GIRONA, Spain (AP) — A feud has erupted in Spanish soccer over the league's unprecedented plan to hold a regular-season match in the United States. The Spanish league and clubs are for it.
GIRONA, Spain (AP) — A feud has erupted in Spanish soccer over the league's unprecedented plan to hold a regular-season match in the United States.
The Spanish league and clubs are for it.
The national soccer federation and players' union are against it.
And in the middle, fans who have grown up supporting their teams are divided over their future in a sport that is expanding its global profile.
The Spanish league is intent on closing the money gap with the wealthier English Premier League and wants to become the first major European soccer country to play a regular-season match in the United States. In recent years, Spain, Italy and France have held season-opening Super Cup matches abroad before the league competitions start.
The Spanish league wants to kick off an ambitious plan to play matches in the United States with a game in suburban Miami on Jan. 26, featuring Lionel Messi's Barcelona against Girona, a small club eager to introduce itself to the wider world.
The Spanish federation, however, has put the proposed match in doubt.
The Spanish league, along with Barcelona and Girona, formally requested the necessary approval to hold the match abroad from the federation, which sets the rules governing all soccer in Spain.
The federation's response came on Friday in the form of a letter that apparently listed several concerns over the plan, including whether it would be fair to the other 18 clubs as well as the fans of Barcelona and Girona.
Spain's players' union had already criticized the plan, saying that it should have been consulted beforehand by the league.

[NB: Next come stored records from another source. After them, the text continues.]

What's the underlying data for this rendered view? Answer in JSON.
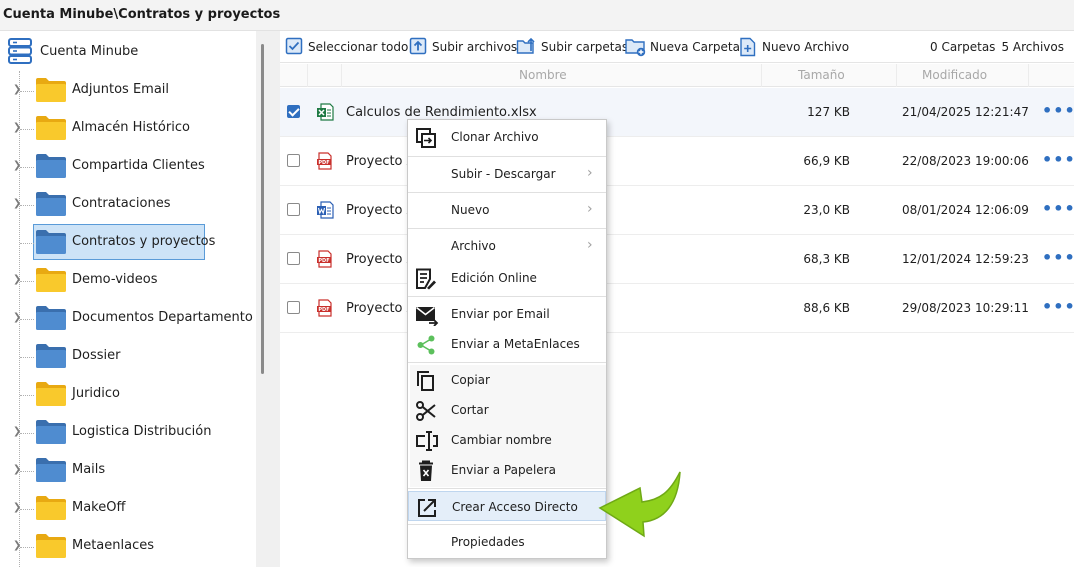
{
  "window": {
    "title": "Cuenta Minube\\Contratos y proyectos"
  },
  "sidebar": {
    "root_label": "Cuenta Minube",
    "items": [
      {
        "label": "Adjuntos Email",
        "color": "yellow",
        "expandable": true
      },
      {
        "label": "Almacén Histórico",
        "color": "yellow",
        "expandable": true
      },
      {
        "label": "Compartida Clientes",
        "color": "blue",
        "expandable": true
      },
      {
        "label": "Contrataciones",
        "color": "blue",
        "expandable": true
      },
      {
        "label": "Contratos y proyectos",
        "color": "blue",
        "expandable": false,
        "selected": true
      },
      {
        "label": "Demo-videos",
        "color": "yellow",
        "expandable": true
      },
      {
        "label": "Documentos Departamento",
        "color": "blue",
        "expandable": true
      },
      {
        "label": "Dossier",
        "color": "blue",
        "expandable": false
      },
      {
        "label": "Juridico",
        "color": "yellow",
        "expandable": false
      },
      {
        "label": "Logistica Distribución",
        "color": "blue",
        "expandable": true
      },
      {
        "label": "Mails",
        "color": "blue",
        "expandable": true
      },
      {
        "label": "MakeOff",
        "color": "yellow",
        "expandable": true
      },
      {
        "label": "Metaenlaces",
        "color": "yellow",
        "expandable": true
      }
    ]
  },
  "toolbar": {
    "select_all": "Seleccionar todo",
    "upload_files": "Subir archivos",
    "upload_folders": "Subir carpetas",
    "new_folder": "Nueva Carpeta",
    "new_file": "Nuevo Archivo",
    "folder_count": "0 Carpetas",
    "file_count": "5 Archivos"
  },
  "table": {
    "headers": {
      "name": "Nombre",
      "size": "Tamaño",
      "modified": "Modificado"
    },
    "rows": [
      {
        "name": "Calculos de Rendimiento.xlsx",
        "type": "xlsx",
        "size": "127 KB",
        "modified": "21/04/2025 12:21:47",
        "selected": true
      },
      {
        "name": "Proyecto A",
        "type": "pdf",
        "size": "66,9 KB",
        "modified": "22/08/2023 19:00:06",
        "selected": false
      },
      {
        "name": "Proyecto A",
        "type": "docx",
        "size": "23,0 KB",
        "modified": "08/01/2024 12:06:09",
        "selected": false
      },
      {
        "name": "Proyecto A",
        "type": "pdf",
        "size": "68,3 KB",
        "modified": "12/01/2024 12:59:23",
        "selected": false
      },
      {
        "name": "Proyecto A",
        "type": "pdf",
        "size": "88,6 KB",
        "modified": "29/08/2023 10:29:11",
        "selected": false
      }
    ],
    "more_glyph": "•••"
  },
  "context_menu": {
    "clone": "Clonar Archivo",
    "upload_download": "Subir - Descargar",
    "new": "Nuevo",
    "file": "Archivo",
    "edit_online": "Edición Online",
    "send_email": "Enviar por Email",
    "send_metalinks": "Enviar a MetaEnlaces",
    "copy": "Copiar",
    "cut": "Cortar",
    "rename": "Cambiar nombre",
    "trash": "Enviar a Papelera",
    "shortcut": "Crear Acceso Directo",
    "properties": "Propiedades",
    "submenu_glyph": "›"
  },
  "colors": {
    "accent": "#2f6fc0",
    "folder_yellow": "#f7c325",
    "folder_blue": "#4a86c8",
    "highlight_arrow": "#8fd11c",
    "selection_bg": "#cde3f7"
  }
}
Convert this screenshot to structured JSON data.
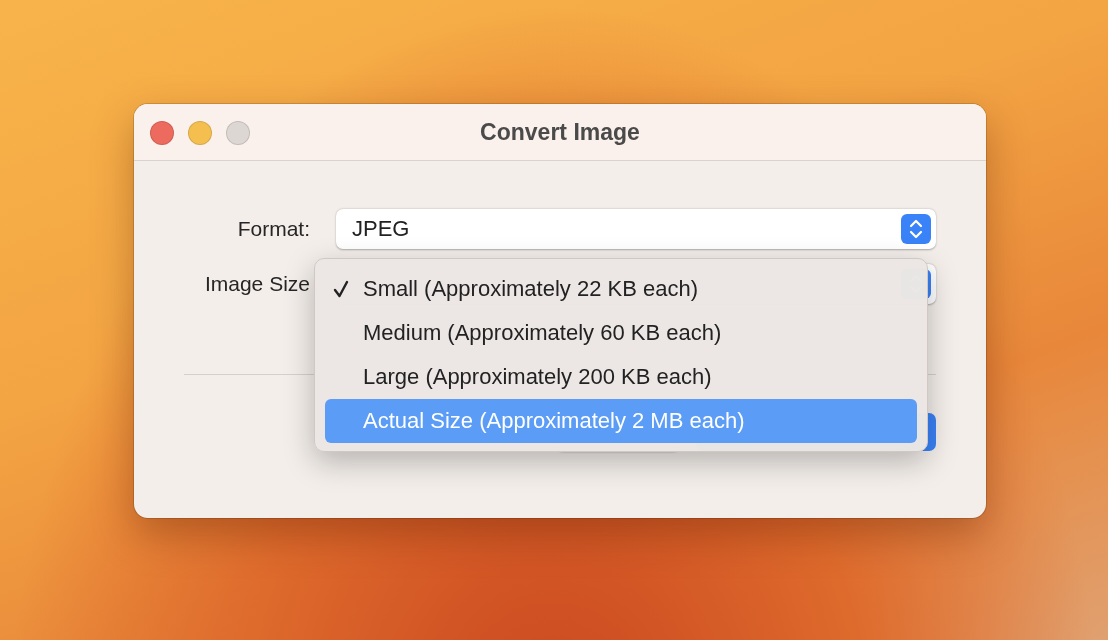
{
  "window": {
    "title": "Convert Image"
  },
  "fields": [
    {
      "label": "Format:",
      "value": "JPEG"
    },
    {
      "label": "Image Size"
    }
  ],
  "menu": {
    "items": [
      {
        "label": "Small (Approximately 22 KB each)",
        "checked": true,
        "highlighted": false
      },
      {
        "label": "Medium (Approximately 60 KB each)",
        "checked": false,
        "highlighted": false
      },
      {
        "label": "Large (Approximately 200 KB each)",
        "checked": false,
        "highlighted": false
      },
      {
        "label": "Actual Size (Approximately 2 MB each)",
        "checked": false,
        "highlighted": true
      }
    ]
  }
}
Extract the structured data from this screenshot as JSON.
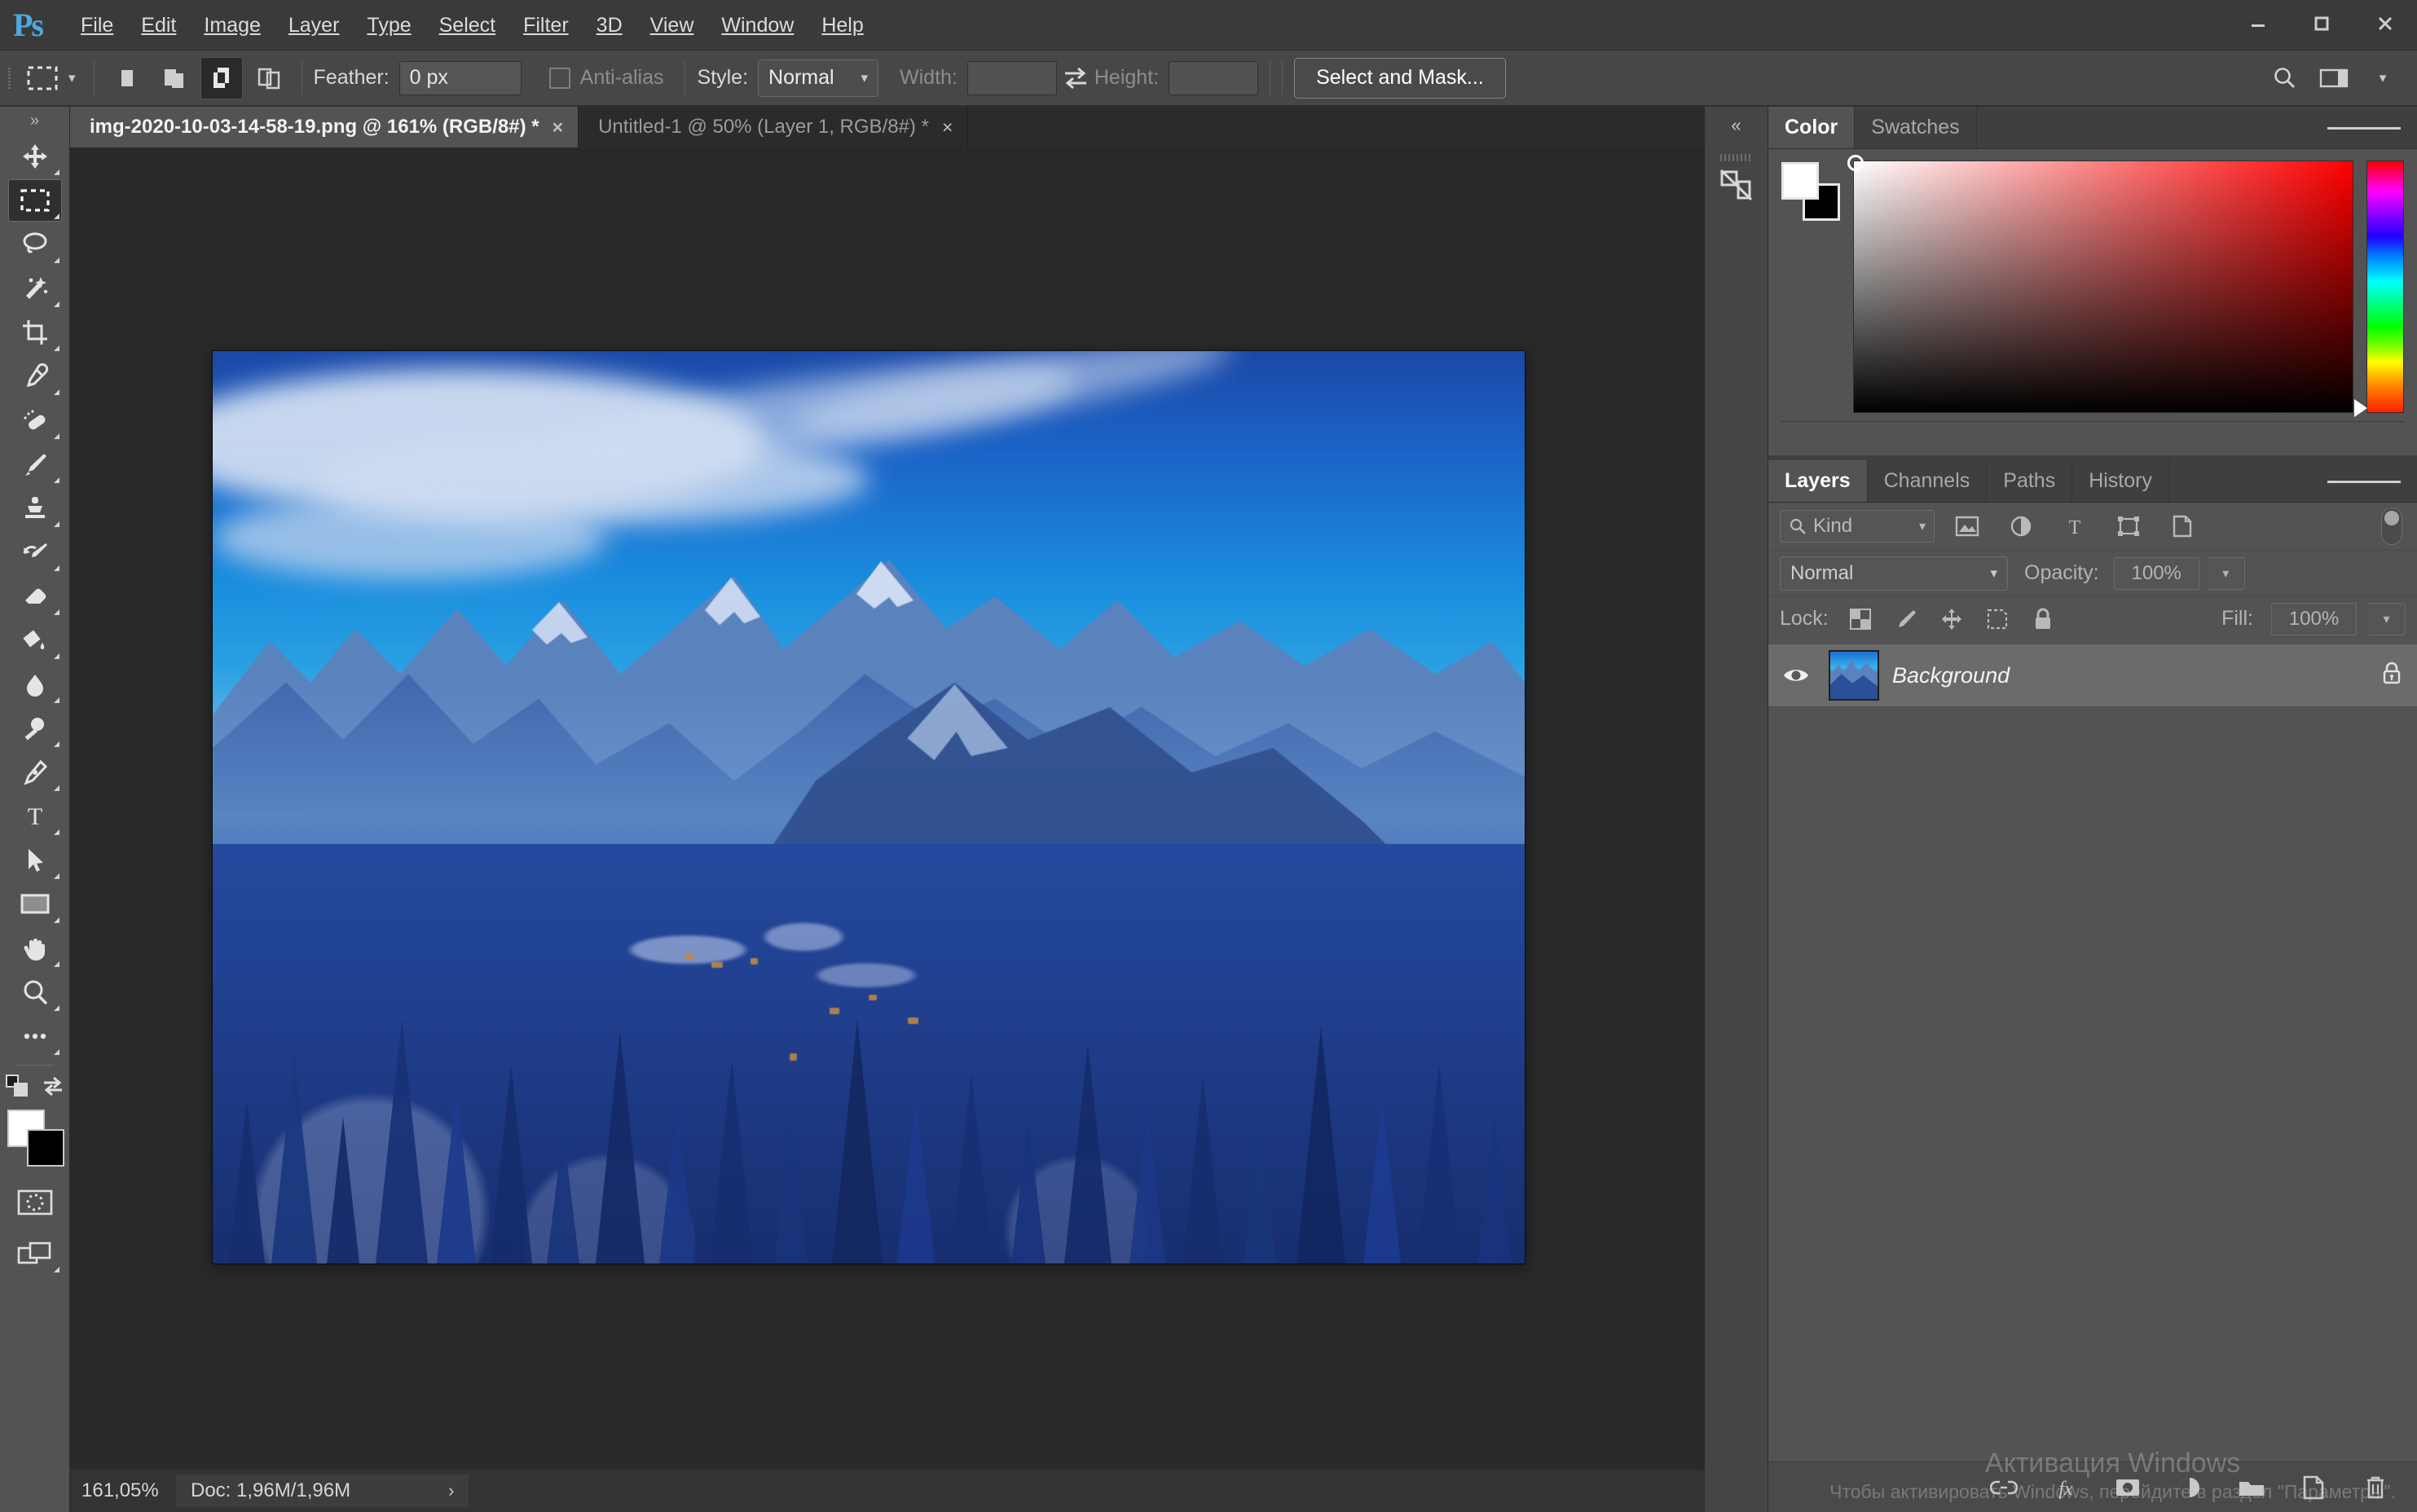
{
  "app": {
    "logo": "Ps",
    "menus": [
      "File",
      "Edit",
      "Image",
      "Layer",
      "Type",
      "Select",
      "Filter",
      "3D",
      "View",
      "Window",
      "Help"
    ],
    "window_controls": {
      "minimize": "minimize-icon",
      "maximize": "maximize-icon",
      "close": "close-icon"
    }
  },
  "options_bar": {
    "tool_preset_icon": "rectangular-marquee-icon",
    "boolean_modes": [
      "new-selection",
      "add-to-selection",
      "subtract-from-selection",
      "intersect-with-selection"
    ],
    "active_boolean_index": 2,
    "feather_label": "Feather:",
    "feather_value": "0 px",
    "antialias_label": "Anti-alias",
    "antialias_checked": false,
    "style_label": "Style:",
    "style_value": "Normal",
    "width_label": "Width:",
    "width_value": "",
    "height_label": "Height:",
    "height_value": "",
    "swap_icon": "swap-width-height-icon",
    "select_and_mask": "Select and Mask...",
    "right_icons": [
      "search-icon",
      "workspace-switcher-icon",
      "chevron-down-icon"
    ]
  },
  "tabs": [
    {
      "label": "img-2020-10-03-14-58-19.png @ 161% (RGB/8#) *",
      "active": true,
      "close": "×"
    },
    {
      "label": "Untitled-1 @ 50% (Layer 1, RGB/8#) *",
      "active": false,
      "close": "×"
    }
  ],
  "toolbar": {
    "tools": [
      {
        "name": "move-tool",
        "has_corner": true,
        "active": false
      },
      {
        "name": "rectangular-marquee-tool",
        "has_corner": true,
        "active": true
      },
      {
        "name": "lasso-tool",
        "has_corner": true,
        "active": false
      },
      {
        "name": "magic-wand-tool",
        "has_corner": true,
        "active": false
      },
      {
        "name": "crop-tool",
        "has_corner": true,
        "active": false
      },
      {
        "name": "eyedropper-tool",
        "has_corner": true,
        "active": false
      },
      {
        "name": "spot-healing-brush-tool",
        "has_corner": true,
        "active": false
      },
      {
        "name": "brush-tool",
        "has_corner": true,
        "active": false
      },
      {
        "name": "clone-stamp-tool",
        "has_corner": true,
        "active": false
      },
      {
        "name": "history-brush-tool",
        "has_corner": true,
        "active": false
      },
      {
        "name": "eraser-tool",
        "has_corner": true,
        "active": false
      },
      {
        "name": "gradient-tool",
        "has_corner": true,
        "active": false
      },
      {
        "name": "blur-tool",
        "has_corner": true,
        "active": false
      },
      {
        "name": "dodge-tool",
        "has_corner": true,
        "active": false
      },
      {
        "name": "pen-tool",
        "has_corner": true,
        "active": false
      },
      {
        "name": "type-tool",
        "has_corner": true,
        "active": false
      },
      {
        "name": "path-selection-tool",
        "has_corner": true,
        "active": false
      },
      {
        "name": "rectangle-tool",
        "has_corner": true,
        "active": false
      },
      {
        "name": "hand-tool",
        "has_corner": true,
        "active": false
      },
      {
        "name": "zoom-tool",
        "has_corner": true,
        "active": false
      },
      {
        "name": "edit-toolbar-tool",
        "has_corner": true,
        "active": false
      }
    ],
    "foreground_color": "#ffffff",
    "background_color": "#000000",
    "quick_mask_icon": "quick-mask-icon",
    "screen_mode_icon": "screen-mode-icon"
  },
  "status_bar": {
    "zoom": "161,05%",
    "doc_info": "Doc: 1,96M/1,96M",
    "expand_arrow": "›"
  },
  "color_panel": {
    "tabs": [
      {
        "label": "Color",
        "active": true
      },
      {
        "label": "Swatches",
        "active": false
      }
    ],
    "foreground_color": "#ffffff",
    "background_color": "#000000",
    "ramp_base_hue": "#ff0000",
    "menu_icon": "panel-menu-icon"
  },
  "layers_panel": {
    "tabs": [
      {
        "label": "Layers",
        "active": true
      },
      {
        "label": "Channels",
        "active": false
      },
      {
        "label": "Paths",
        "active": false
      },
      {
        "label": "History",
        "active": false
      }
    ],
    "filter_label": "Kind",
    "filter_icons": [
      "pixel-layer-filter-icon",
      "adjustment-layer-filter-icon",
      "type-layer-filter-icon",
      "shape-layer-filter-icon",
      "smart-object-filter-icon"
    ],
    "filter_toggle_on": false,
    "blend_mode": "Normal",
    "opacity_label": "Opacity:",
    "opacity_value": "100%",
    "lock_label": "Lock:",
    "lock_icons": [
      "lock-transparent-pixels-icon",
      "lock-image-pixels-icon",
      "lock-position-icon",
      "lock-artboard-nesting-icon",
      "lock-all-icon"
    ],
    "fill_label": "Fill:",
    "fill_value": "100%",
    "layers": [
      {
        "name": "Background",
        "visible": true,
        "locked": true,
        "thumb": "winter-mountain-thumbnail"
      }
    ],
    "footer_icons": [
      "link-layers-icon",
      "layer-style-fx-icon",
      "add-layer-mask-icon",
      "new-adjustment-layer-icon",
      "new-group-icon",
      "new-layer-icon",
      "delete-layer-icon"
    ],
    "menu_icon": "panel-menu-icon"
  },
  "dock_rail": {
    "collapse_icon": "collapse-panels-icon",
    "icons": [
      "histogram-panel-icon"
    ]
  },
  "canvas": {
    "document_title": "img-2020-10-03-14-58-19.png",
    "zoom_percent": "161%",
    "color_mode": "RGB/8#",
    "selection_active": true,
    "artwork_description": "Winter alpine landscape: snow-covered mountain peaks, blue sky with wispy clouds, frozen lake, dense snowy conifer forest and a small village"
  },
  "watermark": {
    "line1": "Активация Windows",
    "line2": "Чтобы активировать Windows, перейдите в раздел \"Параметры\"."
  },
  "colors": {
    "chrome": "#535353",
    "chrome_dark": "#3f3f3f",
    "canvas_bg": "#292929",
    "accent_blue": "#4fa8e0",
    "text": "#d4d4d4"
  }
}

The players have gone as far as threatening to strike.
For the match to go forward, the Spanish league would need permission from the national federation as well as U.S. Soccer and continental bodies UEFA and CONCACAF.
Spanish league president Javier Tebas has doubled down on his designs to play the match in Florida this season, saying that "the game is still on."
"We are going to respond to everything they say and we will keep working," Tebas told reporters. "This match is very important in our strategic plan in the United States."
Tebas, who has led an effort to restore the financial health of Spanish clubs and collectivized the sale of the league's TV rights, envisions following the path taken by professional American sports to expand abroad.
In a statement to the AP, the Spanish league said: "We have seen how other competitions such as the NFL and NBA have played official matches in other countries, something we believe to be a really good way of promoting the league and sport overseas. Through these kinds of actions we want to be closer to our fans."
Which fans, though?
Thanks to stars like Messi, Barcelona is a global brand. But Girona, only playing in its second season in Spain's top division, is effectively unknown outside the Catalan town of around 100,000 residents.
Girona's 9,000 season-ticket holders would be deprived of the biggest match on the calendar to be played at its 14,500-seat Montilivi Stadium.
"I am fan of both Barca and Girona ... I am not going to be able to enjoy seeing my two teams on the pitch," said Ricard Stockdale, a 30-year-old barber, after finishing off a plate of paella in a bar about a 10-minute walk from Girona's stadium.
"Since I work in a barbershop and I speak with lots of people I know a lot of cases and many people tell me that they would love to go to Miami to see the match but for financial reasons they can't afford it."
To placate its season-ticket holders, Girona and the league have designed a compensation package with different options, including Girona's season-ticket holders being offered a free ticket to see Girona play at Barcelona's Camp Nou on Sunday.
Ignasi Pradanos, a 36-year-old lawyer who co-founded the Girona fan club, is in favor of playing the match despite knowing many supporters who are "radically opposed."
"I am trying to see the benefit to the club in the mid- to long term," said Pradanos, who was wearing his red-and-white fan club scarf. "We would have to renounce something in the short term for this season, something which many people don't like, but trying to look beyond that I want to think that it could be good for the club."
The Spanish league lags behind the Premier League in exposure in the United States partly because of the English league's six-year TV deal with NBC worth about $1 billion. The Spanish league has been on BeIN Sports, which was received by less than a quarter of American English-language television households even before it recently was dropped by the Comcast Xfinity cable system.
The league's partner in the planned 15-year venture to promote Spanish soccer in North America is the sports and entertainment group Relevent, founded and owned by Miami Dolphins owner Stephen Ross.
Relevent operates the International Champions Cup, a tournament played during the European offseason in July and August around the world. Barcelona and Real Madrid faced each other in the tournament in Miami last year.
The league's American scheme is to take leading teams like Barcelona or Madrid to play against a smaller rival, which would be the team that sacrifices a home match.
Girona finished 10th in the league as a newcomer last campaign. It got a taste of long travel in July when it played friendlies in India.
Girona president Delfi Geli sees playing on the other side of the Atlantic Ocean as a unique opportunity for a club that as recently as 2007 was in Spain's fourth division.
"We believe that playing in the United States is a chance for Girona to increase its visibility, for growth, for expansion of our club," Geli told the AP.
Hernan Munoz contributed to this report.